On the face of it, Vayda, a biology major with an environmental science concentration, was perhaps not an obvious natural fit for Bodine's lab. But she has flourished. Working in the Flow Cytometry Core Facility, her work is highly specific and technical. Using flow cytometry, Vayda can analyze single cells, determine their size, and analyze proteins on the cell surfaces. The flow cytometer scans 10,000 cells per second. "We're trying to come up with a new way to correct defective cells, and that could mean gene therapy,— she said. "You could introduce a therapeutic gene into a cell using a virus. But you have to know just what cells you have targeted. Eventually, a corrected non-stem cell just dies, but a corrected stem cell will keep making blood cells forever.—
Vayda plans to enter medical school next fall, perhaps to pursue hematology.
The Colby-Bodine connection has also benefited Emily Devlin '07, a Colby senior from Pennington, N.J., who managed to spend eight months in Bodine's lab. She worked with the Biology Department to turn her Washington Semester into NIH lab work, tacking Jan Plan on the front end of that semester and a summer internship on the back end. She plans to return after graduation, work in Bodine's lab again, and eventually enter an M.D./Ph.D. program.

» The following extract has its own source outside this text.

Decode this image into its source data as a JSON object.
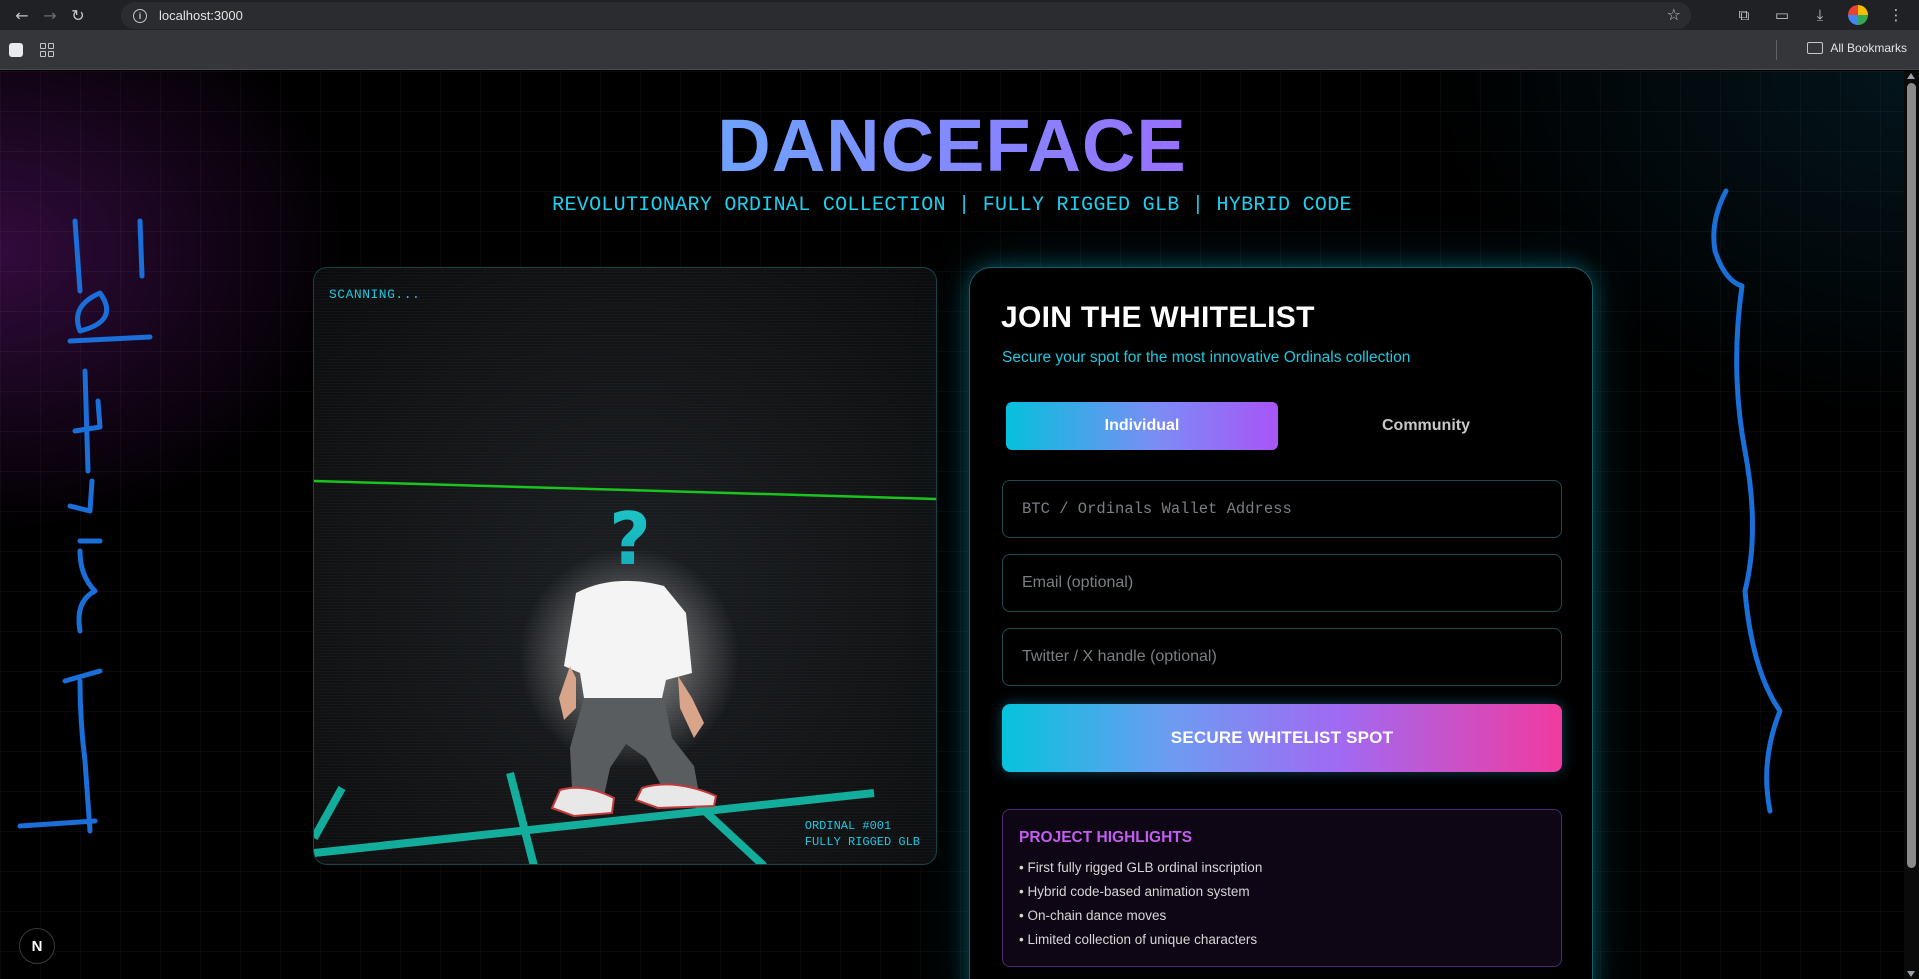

Supervised closely by Bodine, Devlin was given two projects to work on by herself. "That was really fun,— she said. "He is involved with everyone in that lab. He is constantly educating everyone. He trained me and taught me a tremendous amount.— One project Devlin worked on was generating a mouse model for a rare blood disease, Diamond Blackfan Anemia. This is the project she will return to later this year. Devlin's other project focused on DNA regulatory elements in the beta-globin gene clusters. Her father, with a Ph.D. in toxicology, and her mother, an engineer, were enthusiastic about Devlin's NIH opportunity.
Pilon and Devlin, with encouragement and guidance from Bodine, traveled to Orlando in December to

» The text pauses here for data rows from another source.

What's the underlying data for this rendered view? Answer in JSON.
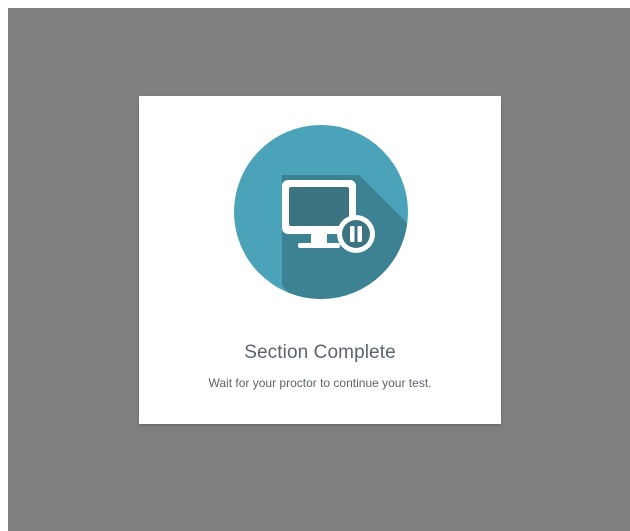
{
  "dialog": {
    "title": "Section Complete",
    "message": "Wait for your proctor to continue your test."
  },
  "illustration": {
    "icon": "monitor-paused-icon",
    "circle_color": "#4aa3b9",
    "shadow_color": "#3a7d8c",
    "screen_color": "#3b7381",
    "outline_color": "#ffffff"
  },
  "colors": {
    "overlay": "#808080",
    "card": "#ffffff",
    "text": "#5c6470"
  }
}
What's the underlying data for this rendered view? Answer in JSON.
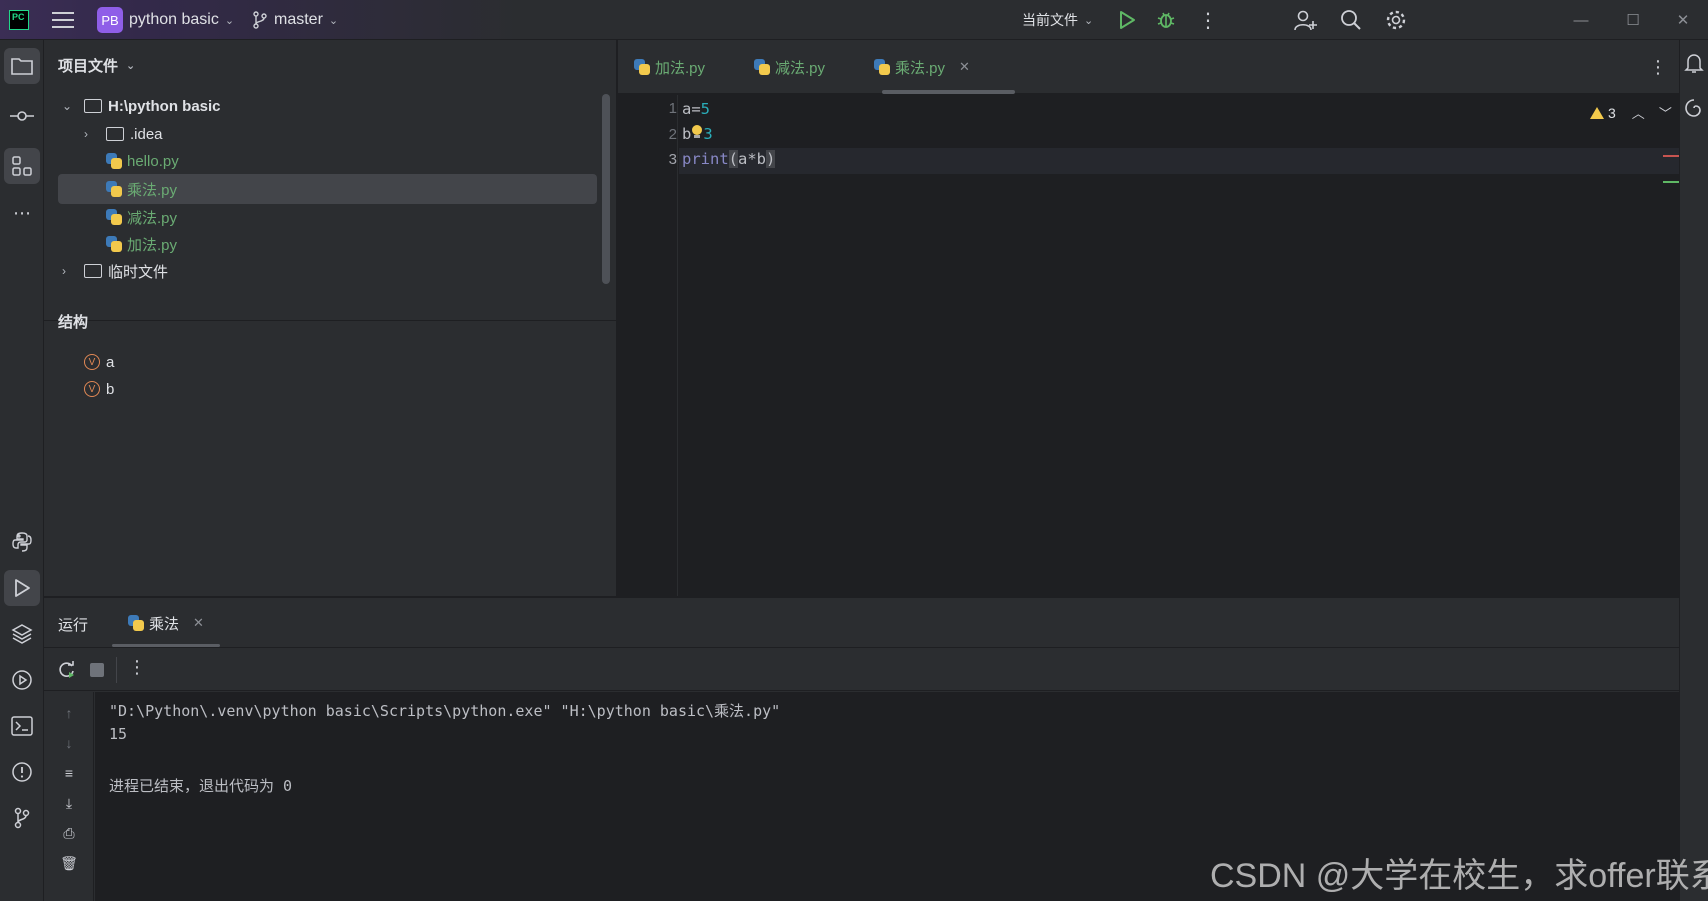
{
  "titlebar": {
    "app_logo": "pycharm-logo",
    "project_badge": "PB",
    "project_name": "python basic",
    "branch": "master",
    "run_config": "当前文件"
  },
  "project_panel": {
    "title": "项目文件",
    "tree": [
      {
        "label": "H:\\python basic",
        "type": "folder",
        "expanded": true,
        "depth": 0
      },
      {
        "label": ".idea",
        "type": "folder",
        "expanded": false,
        "depth": 1
      },
      {
        "label": "hello.py",
        "type": "py",
        "depth": 2
      },
      {
        "label": "乘法.py",
        "type": "py",
        "depth": 2,
        "selected": true
      },
      {
        "label": "减法.py",
        "type": "py",
        "depth": 2
      },
      {
        "label": "加法.py",
        "type": "py",
        "depth": 2
      },
      {
        "label": "临时文件",
        "type": "folder",
        "expanded": false,
        "depth": 0
      }
    ]
  },
  "structure_panel": {
    "title": "结构",
    "items": [
      {
        "badge": "V",
        "label": "a"
      },
      {
        "badge": "V",
        "label": "b"
      }
    ]
  },
  "editor": {
    "tabs": [
      {
        "label": "加法.py",
        "active": false
      },
      {
        "label": "减法.py",
        "active": false
      },
      {
        "label": "乘法.py",
        "active": true
      }
    ],
    "line_numbers": [
      "1",
      "2",
      "3"
    ],
    "lines": [
      "a=5",
      "b=3",
      "print(a*b)"
    ],
    "warning_count": "3"
  },
  "run_panel": {
    "title": "运行",
    "tab_label": "乘法",
    "output": [
      "\"D:\\Python\\.venv\\python basic\\Scripts\\python.exe\" \"H:\\python basic\\乘法.py\"",
      "15",
      "",
      "进程已结束，退出代码为 0"
    ]
  },
  "watermark": "CSDN @大学在校生，求offer联系",
  "colors": {
    "background": "#1e1f22",
    "panel": "#2b2d30",
    "accent_green": "#6aab73",
    "number": "#2aacb8",
    "builtin": "#8888c6"
  }
}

present at the 48th annual meeting of the American Society of Hematology. Both researchers gave 10-minute talks in front of approximately 200 people. Their work had been chosen from nearly 7,000 submissions for about 875 oral presentations. Word got back to Bodine, he said, that Pilon and Devlin were the most polished and poised presenters in their sessions.
"It impresses me that Colby trains these students in a certain way,— he said. "The hands-on approach is really there in Julie Millard's lab. We have students and graduates from other schools here, too, of course. But the Colby kids start so much faster. The day they get here they are doing the science. The others are great, too, but they have to ramp up. The Colby kids come here knowing how to keep a notebook, organize their time, and keep data.—

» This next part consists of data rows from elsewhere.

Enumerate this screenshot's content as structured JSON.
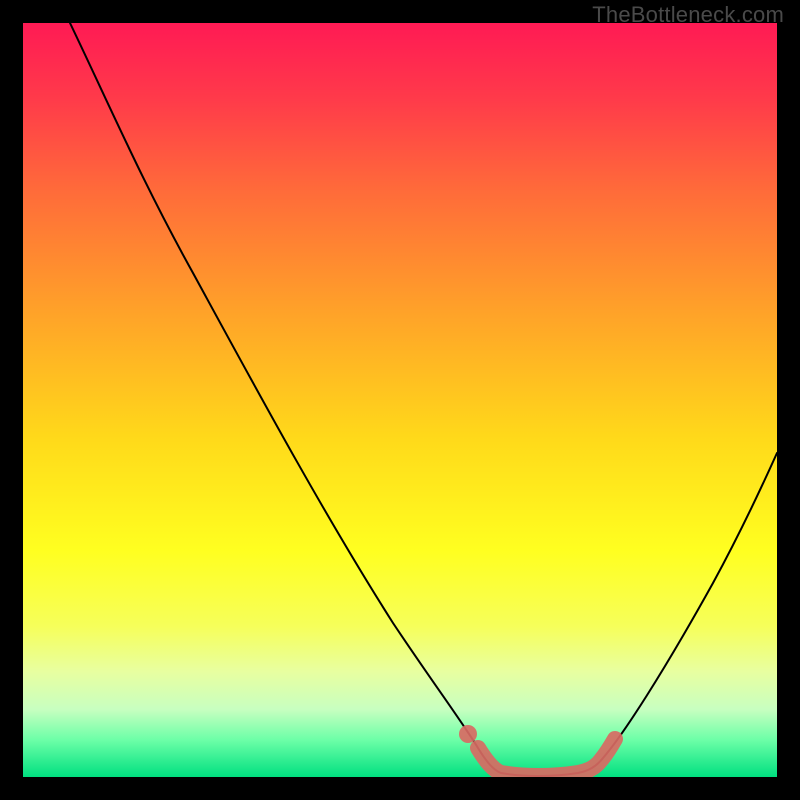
{
  "watermark": "TheBottleneck.com",
  "colors": {
    "background": "#000000",
    "gradient_top": "#ff1a54",
    "gradient_bottom": "#00e080",
    "curve": "#000000",
    "highlight": "#d86a63"
  },
  "chart_data": {
    "type": "line",
    "title": "",
    "xlabel": "",
    "ylabel": "",
    "xlim": [
      0,
      100
    ],
    "ylim": [
      0,
      100
    ],
    "axes_visible": false,
    "grid": false,
    "legend": false,
    "annotations": [
      "TheBottleneck.com"
    ],
    "series": [
      {
        "name": "left-descent",
        "x": [
          0,
          6,
          12,
          18,
          24,
          30,
          36,
          42,
          48,
          54,
          58,
          60,
          62
        ],
        "y": [
          100,
          94,
          86,
          76,
          66,
          55,
          44,
          33,
          22,
          12,
          6,
          3,
          1
        ]
      },
      {
        "name": "valley-floor",
        "x": [
          62,
          65,
          68,
          71,
          74,
          76
        ],
        "y": [
          1,
          0.5,
          0.5,
          0.5,
          1,
          2
        ]
      },
      {
        "name": "right-ascent",
        "x": [
          76,
          80,
          84,
          88,
          92,
          96,
          100
        ],
        "y": [
          2,
          8,
          17,
          27,
          38,
          50,
          58
        ]
      }
    ],
    "highlight_segment": {
      "name": "optimal-zone",
      "x": [
        59,
        62,
        66,
        70,
        74,
        76
      ],
      "y": [
        5,
        1,
        0.5,
        0.5,
        1,
        3
      ]
    },
    "highlight_marker": {
      "x": 59,
      "y": 5
    }
  }
}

Pilon agreed. "The amount of research and hands-on science is really rigorous [at Colby],— he said. "Even in the first years, you're not just staring down the barrel of a microscope sketching pictures of cell structures. You're doing real science and learning important techniques in the lab courses. And then you move on to Julie Millard and it's a research-mentor relationship. Then to get the opportunity to work with Dave here and go to Orlando, where we can hit up the big names in hematology, the ones who write the books. It gives us a chance to give our talks, maybe attract the attention of someone whose lab we might want to visit. It gives us a chance to line up our post-doc experience.—